═════ Data in this exercise ═════

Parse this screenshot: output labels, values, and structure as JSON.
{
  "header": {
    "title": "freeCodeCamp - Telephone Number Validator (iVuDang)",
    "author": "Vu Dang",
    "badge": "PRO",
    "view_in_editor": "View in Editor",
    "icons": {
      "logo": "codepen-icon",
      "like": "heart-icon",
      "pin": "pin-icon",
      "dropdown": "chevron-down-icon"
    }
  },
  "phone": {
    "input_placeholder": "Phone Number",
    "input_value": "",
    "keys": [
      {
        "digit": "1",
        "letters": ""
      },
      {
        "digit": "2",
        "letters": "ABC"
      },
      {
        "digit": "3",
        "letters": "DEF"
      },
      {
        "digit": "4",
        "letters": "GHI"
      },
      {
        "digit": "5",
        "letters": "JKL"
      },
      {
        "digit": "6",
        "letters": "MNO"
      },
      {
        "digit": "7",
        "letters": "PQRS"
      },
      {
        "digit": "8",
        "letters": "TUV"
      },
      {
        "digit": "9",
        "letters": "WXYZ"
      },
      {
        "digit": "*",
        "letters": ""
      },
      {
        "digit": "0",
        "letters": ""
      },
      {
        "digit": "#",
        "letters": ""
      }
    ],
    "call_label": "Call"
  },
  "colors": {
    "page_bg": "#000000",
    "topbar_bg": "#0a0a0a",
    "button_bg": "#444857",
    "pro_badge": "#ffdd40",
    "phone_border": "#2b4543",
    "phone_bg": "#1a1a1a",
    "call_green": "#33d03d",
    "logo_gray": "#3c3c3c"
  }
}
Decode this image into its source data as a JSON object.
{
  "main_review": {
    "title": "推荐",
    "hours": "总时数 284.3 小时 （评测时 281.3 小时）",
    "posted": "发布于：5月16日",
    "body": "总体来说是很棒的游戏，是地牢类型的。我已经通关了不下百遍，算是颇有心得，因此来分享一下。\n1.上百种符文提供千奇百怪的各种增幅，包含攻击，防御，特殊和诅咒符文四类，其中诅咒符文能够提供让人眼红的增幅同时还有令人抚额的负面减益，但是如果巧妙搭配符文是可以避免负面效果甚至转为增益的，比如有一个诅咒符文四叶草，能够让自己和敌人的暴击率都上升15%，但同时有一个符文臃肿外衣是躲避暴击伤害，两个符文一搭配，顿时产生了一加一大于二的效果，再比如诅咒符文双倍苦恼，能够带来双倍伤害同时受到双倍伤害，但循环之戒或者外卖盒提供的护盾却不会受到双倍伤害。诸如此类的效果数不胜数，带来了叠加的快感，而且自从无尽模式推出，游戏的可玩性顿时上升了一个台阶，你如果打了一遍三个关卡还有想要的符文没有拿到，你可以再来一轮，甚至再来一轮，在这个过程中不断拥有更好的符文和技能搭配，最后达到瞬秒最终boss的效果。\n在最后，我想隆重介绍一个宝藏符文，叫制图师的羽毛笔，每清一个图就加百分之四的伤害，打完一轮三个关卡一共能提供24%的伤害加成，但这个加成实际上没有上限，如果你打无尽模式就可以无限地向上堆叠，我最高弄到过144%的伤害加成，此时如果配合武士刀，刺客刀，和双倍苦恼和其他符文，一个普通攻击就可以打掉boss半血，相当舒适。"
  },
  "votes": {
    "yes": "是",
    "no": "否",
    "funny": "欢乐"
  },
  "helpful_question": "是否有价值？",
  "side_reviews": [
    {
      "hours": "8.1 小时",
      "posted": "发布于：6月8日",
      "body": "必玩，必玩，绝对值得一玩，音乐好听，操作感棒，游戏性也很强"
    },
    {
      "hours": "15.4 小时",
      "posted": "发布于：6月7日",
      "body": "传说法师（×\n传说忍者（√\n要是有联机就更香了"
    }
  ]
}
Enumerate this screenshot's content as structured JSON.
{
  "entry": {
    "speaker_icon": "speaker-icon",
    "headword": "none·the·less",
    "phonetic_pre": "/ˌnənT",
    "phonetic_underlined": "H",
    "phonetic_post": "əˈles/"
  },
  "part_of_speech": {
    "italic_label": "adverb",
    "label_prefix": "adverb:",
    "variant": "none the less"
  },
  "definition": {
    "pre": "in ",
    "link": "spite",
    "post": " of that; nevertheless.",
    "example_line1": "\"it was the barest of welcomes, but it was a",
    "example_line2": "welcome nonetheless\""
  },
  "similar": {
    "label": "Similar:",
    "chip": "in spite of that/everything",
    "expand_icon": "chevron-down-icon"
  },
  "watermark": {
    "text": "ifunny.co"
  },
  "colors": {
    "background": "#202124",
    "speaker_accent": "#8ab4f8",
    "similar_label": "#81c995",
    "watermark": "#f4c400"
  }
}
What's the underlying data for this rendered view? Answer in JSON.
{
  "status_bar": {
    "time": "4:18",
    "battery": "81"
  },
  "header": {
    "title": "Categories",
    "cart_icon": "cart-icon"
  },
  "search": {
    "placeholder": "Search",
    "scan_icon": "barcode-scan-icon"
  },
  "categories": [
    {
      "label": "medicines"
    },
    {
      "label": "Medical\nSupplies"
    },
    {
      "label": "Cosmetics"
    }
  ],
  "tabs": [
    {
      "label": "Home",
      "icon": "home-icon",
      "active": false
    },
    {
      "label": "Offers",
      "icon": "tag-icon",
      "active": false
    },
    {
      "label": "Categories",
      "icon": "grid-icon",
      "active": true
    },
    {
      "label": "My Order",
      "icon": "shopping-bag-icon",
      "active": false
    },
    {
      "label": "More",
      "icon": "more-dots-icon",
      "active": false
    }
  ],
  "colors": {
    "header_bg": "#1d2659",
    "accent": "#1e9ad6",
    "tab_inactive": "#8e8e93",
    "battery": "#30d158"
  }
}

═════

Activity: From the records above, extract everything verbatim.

Solution below:
Parse this screenshot: output labels, values, and structure as JSON.
{
  "header": {
    "title": "freeCodeCamp - Telephone Number Validator (iVuDang)",
    "author": "Vu Dang",
    "badge": "PRO",
    "view_in_editor": "View in Editor",
    "icons": {
      "logo": "codepen-icon",
      "like": "heart-icon",
      "pin": "pin-icon",
      "dropdown": "chevron-down-icon"
    }
  },
  "phone": {
    "input_placeholder": "Phone Number",
    "input_value": "",
    "keys": [
      {
        "digit": "1",
        "letters": ""
      },
      {
        "digit": "2",
        "letters": "ABC"
      },
      {
        "digit": "3",
        "letters": "DEF"
      },
      {
        "digit": "4",
        "letters": "GHI"
      },
      {
        "digit": "5",
        "letters": "JKL"
      },
      {
        "digit": "6",
        "letters": "MNO"
      },
      {
        "digit": "7",
        "letters": "PQRS"
      },
      {
        "digit": "8",
        "letters": "TUV"
      },
      {
        "digit": "9",
        "letters": "WXYZ"
      },
      {
        "digit": "*",
        "letters": ""
      },
      {
        "digit": "0",
        "letters": ""
      },
      {
        "digit": "#",
        "letters": ""
      }
    ],
    "call_label": "Call"
  },
  "colors": {
    "page_bg": "#000000",
    "topbar_bg": "#0a0a0a",
    "button_bg": "#444857",
    "pro_badge": "#ffdd40",
    "phone_border": "#2b4543",
    "phone_bg": "#1a1a1a",
    "call_green": "#33d03d",
    "logo_gray": "#3c3c3c"
  }
}
Decode this image into its source data as a JSON object.
{
  "main_review": {
    "title": "推荐",
    "hours": "总时数 284.3 小时 （评测时 281.3 小时）",
    "posted": "发布于：5月16日",
    "body": "总体来说是很棒的游戏，是地牢类型的。我已经通关了不下百遍，算是颇有心得，因此来分享一下。\n1.上百种符文提供千奇百怪的各种增幅，包含攻击，防御，特殊和诅咒符文四类，其中诅咒符文能够提供让人眼红的增幅同时还有令人抚额的负面减益，但是如果巧妙搭配符文是可以避免负面效果甚至转为增益的，比如有一个诅咒符文四叶草，能够让自己和敌人的暴击率都上升15%，但同时有一个符文臃肿外衣是躲避暴击伤害，两个符文一搭配，顿时产生了一加一大于二的效果，再比如诅咒符文双倍苦恼，能够带来双倍伤害同时受到双倍伤害，但循环之戒或者外卖盒提供的护盾却不会受到双倍伤害。诸如此类的效果数不胜数，带来了叠加的快感，而且自从无尽模式推出，游戏的可玩性顿时上升了一个台阶，你如果打了一遍三个关卡还有想要的符文没有拿到，你可以再来一轮，甚至再来一轮，在这个过程中不断拥有更好的符文和技能搭配，最后达到瞬秒最终boss的效果。\n在最后，我想隆重介绍一个宝藏符文，叫制图师的羽毛笔，每清一个图就加百分之四的伤害，打完一轮三个关卡一共能提供24%的伤害加成，但这个加成实际上没有上限，如果你打无尽模式就可以无限地向上堆叠，我最高弄到过144%的伤害加成，此时如果配合武士刀，刺客刀，和双倍苦恼和其他符文，一个普通攻击就可以打掉boss半血，相当舒适。"
  },
  "votes": {
    "yes": "是",
    "no": "否",
    "funny": "欢乐"
  },
  "helpful_question": "是否有价值？",
  "side_reviews": [
    {
      "hours": "8.1 小时",
      "posted": "发布于：6月8日",
      "body": "必玩，必玩，绝对值得一玩，音乐好听，操作感棒，游戏性也很强"
    },
    {
      "hours": "15.4 小时",
      "posted": "发布于：6月7日",
      "body": "传说法师（×\n传说忍者（√\n要是有联机就更香了"
    }
  ]
}
Enumerate this screenshot's content as structured JSON.
{
  "entry": {
    "speaker_icon": "speaker-icon",
    "headword": "none·the·less",
    "phonetic_pre": "/ˌnənT",
    "phonetic_underlined": "H",
    "phonetic_post": "əˈles/"
  },
  "part_of_speech": {
    "italic_label": "adverb",
    "label_prefix": "adverb:",
    "variant": "none the less"
  },
  "definition": {
    "pre": "in ",
    "link": "spite",
    "post": " of that; nevertheless.",
    "example_line1": "\"it was the barest of welcomes, but it was a",
    "example_line2": "welcome nonetheless\""
  },
  "similar": {
    "label": "Similar:",
    "chip": "in spite of that/everything",
    "expand_icon": "chevron-down-icon"
  },
  "watermark": {
    "text": "ifunny.co"
  },
  "colors": {
    "background": "#202124",
    "speaker_accent": "#8ab4f8",
    "similar_label": "#81c995",
    "watermark": "#f4c400"
  }
}
What's the underlying data for this rendered view? Answer in JSON.
{
  "status_bar": {
    "time": "4:18",
    "battery": "81"
  },
  "header": {
    "title": "Categories",
    "cart_icon": "cart-icon"
  },
  "search": {
    "placeholder": "Search",
    "scan_icon": "barcode-scan-icon"
  },
  "categories": [
    {
      "label": "medicines"
    },
    {
      "label": "Medical\nSupplies"
    },
    {
      "label": "Cosmetics"
    }
  ],
  "tabs": [
    {
      "label": "Home",
      "icon": "home-icon",
      "active": false
    },
    {
      "label": "Offers",
      "icon": "tag-icon",
      "active": false
    },
    {
      "label": "Categories",
      "icon": "grid-icon",
      "active": true
    },
    {
      "label": "My Order",
      "icon": "shopping-bag-icon",
      "active": false
    },
    {
      "label": "More",
      "icon": "more-dots-icon",
      "active": false
    }
  ],
  "colors": {
    "header_bg": "#1d2659",
    "accent": "#1e9ad6",
    "tab_inactive": "#8e8e93",
    "battery": "#30d158"
  }
}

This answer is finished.